*WORK INSTRUCTION*
Return each line of the data below that contains the string "true".

DATA EXTRACT section start

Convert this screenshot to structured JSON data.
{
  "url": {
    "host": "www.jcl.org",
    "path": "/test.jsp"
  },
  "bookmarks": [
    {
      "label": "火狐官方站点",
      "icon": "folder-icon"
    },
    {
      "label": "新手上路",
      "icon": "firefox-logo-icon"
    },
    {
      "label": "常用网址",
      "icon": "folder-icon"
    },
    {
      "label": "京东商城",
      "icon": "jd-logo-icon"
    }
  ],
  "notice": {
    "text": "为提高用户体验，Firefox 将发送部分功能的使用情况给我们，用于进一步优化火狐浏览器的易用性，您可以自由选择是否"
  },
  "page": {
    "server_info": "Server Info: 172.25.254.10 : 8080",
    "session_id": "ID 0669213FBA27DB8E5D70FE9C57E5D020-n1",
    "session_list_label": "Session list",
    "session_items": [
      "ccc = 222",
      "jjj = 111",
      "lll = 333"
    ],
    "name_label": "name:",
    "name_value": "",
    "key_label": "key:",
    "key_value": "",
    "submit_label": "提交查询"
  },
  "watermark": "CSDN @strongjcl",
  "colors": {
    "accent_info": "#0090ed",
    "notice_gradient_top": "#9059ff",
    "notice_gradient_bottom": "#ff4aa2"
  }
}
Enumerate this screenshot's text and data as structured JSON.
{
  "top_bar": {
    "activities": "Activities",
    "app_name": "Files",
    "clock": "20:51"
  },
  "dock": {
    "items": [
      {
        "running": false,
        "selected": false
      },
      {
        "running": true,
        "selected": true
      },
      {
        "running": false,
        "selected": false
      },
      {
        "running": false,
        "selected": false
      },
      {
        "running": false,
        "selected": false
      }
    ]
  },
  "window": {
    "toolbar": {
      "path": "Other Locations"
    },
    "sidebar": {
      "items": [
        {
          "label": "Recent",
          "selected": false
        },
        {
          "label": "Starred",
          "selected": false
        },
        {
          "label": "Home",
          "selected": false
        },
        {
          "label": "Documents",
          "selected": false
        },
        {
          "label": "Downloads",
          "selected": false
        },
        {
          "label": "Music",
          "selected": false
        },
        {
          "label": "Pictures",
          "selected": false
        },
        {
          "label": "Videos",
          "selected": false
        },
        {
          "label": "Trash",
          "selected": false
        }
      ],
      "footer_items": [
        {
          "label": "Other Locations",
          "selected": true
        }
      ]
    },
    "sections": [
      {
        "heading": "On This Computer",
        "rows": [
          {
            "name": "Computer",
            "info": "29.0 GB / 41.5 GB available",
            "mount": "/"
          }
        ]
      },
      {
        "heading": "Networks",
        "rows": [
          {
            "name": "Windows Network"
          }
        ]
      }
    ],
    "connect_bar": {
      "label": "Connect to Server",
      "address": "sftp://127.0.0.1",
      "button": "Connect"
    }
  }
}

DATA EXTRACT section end

*OUTPUT BELOW*
        "running": true,
        "selected": true
          "selected": true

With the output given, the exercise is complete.